[Start of Attachment]
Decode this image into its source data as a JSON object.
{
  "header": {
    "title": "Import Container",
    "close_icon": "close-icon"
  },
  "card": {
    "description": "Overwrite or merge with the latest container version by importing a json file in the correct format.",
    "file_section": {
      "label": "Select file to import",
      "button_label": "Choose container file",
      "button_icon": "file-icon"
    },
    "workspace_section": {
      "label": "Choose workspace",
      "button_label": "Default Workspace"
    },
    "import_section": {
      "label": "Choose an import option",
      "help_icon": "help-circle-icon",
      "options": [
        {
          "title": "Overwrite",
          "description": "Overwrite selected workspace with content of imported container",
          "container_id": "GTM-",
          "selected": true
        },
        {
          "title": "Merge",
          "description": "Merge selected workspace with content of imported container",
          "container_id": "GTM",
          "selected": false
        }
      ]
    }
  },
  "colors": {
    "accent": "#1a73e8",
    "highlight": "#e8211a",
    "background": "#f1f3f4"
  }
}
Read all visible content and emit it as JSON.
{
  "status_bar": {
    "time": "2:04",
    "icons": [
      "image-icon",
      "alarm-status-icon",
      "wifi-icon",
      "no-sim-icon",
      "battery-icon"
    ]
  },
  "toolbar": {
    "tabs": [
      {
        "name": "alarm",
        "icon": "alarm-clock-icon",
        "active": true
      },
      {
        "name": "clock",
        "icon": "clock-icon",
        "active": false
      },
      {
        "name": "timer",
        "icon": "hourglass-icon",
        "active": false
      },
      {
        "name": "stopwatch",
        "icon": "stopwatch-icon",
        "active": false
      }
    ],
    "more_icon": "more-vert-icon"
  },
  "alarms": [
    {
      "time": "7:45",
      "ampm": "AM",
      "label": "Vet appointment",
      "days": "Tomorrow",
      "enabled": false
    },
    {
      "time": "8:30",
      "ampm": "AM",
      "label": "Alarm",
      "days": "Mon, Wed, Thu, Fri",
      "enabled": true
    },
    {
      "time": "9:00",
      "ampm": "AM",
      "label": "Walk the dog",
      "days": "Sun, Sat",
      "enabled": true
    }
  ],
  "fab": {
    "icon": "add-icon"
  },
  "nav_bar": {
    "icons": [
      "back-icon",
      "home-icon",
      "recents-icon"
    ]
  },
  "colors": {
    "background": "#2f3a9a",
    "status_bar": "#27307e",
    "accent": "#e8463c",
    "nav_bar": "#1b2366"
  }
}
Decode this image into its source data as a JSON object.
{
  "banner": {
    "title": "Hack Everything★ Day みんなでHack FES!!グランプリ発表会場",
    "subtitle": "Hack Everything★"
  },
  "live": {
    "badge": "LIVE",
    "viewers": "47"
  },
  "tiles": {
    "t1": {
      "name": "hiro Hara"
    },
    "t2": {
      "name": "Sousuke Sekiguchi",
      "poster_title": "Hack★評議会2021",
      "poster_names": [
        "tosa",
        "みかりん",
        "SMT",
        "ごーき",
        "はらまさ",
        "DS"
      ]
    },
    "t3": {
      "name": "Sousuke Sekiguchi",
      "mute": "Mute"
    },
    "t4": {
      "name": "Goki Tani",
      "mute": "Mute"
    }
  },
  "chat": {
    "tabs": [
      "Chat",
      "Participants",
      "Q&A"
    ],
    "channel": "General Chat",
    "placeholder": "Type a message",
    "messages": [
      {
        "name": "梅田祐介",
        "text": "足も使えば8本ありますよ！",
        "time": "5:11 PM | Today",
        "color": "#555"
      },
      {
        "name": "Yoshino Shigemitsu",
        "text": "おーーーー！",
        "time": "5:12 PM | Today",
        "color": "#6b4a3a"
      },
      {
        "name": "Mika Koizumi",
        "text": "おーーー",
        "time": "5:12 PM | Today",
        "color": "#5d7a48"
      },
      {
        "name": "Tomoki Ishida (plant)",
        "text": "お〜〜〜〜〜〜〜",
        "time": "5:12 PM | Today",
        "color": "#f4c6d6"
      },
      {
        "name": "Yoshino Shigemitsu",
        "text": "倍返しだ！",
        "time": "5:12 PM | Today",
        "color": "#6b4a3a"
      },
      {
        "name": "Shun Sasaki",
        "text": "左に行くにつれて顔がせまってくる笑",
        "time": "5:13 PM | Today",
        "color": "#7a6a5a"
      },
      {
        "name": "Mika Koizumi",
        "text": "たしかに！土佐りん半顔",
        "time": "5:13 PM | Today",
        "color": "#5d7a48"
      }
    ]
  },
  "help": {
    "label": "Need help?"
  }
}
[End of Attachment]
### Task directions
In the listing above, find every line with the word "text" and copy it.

### Answer to the exercise
        "text": "足も使えば8本ありますよ！",
        "text": "おーーーー！",
        "text": "おーーー",
        "text": "お〜〜〜〜〜〜〜",
        "text": "倍返しだ！",
        "text": "左に行くにつれて顔がせまってくる笑",
        "text": "たしかに！土佐りん半顔",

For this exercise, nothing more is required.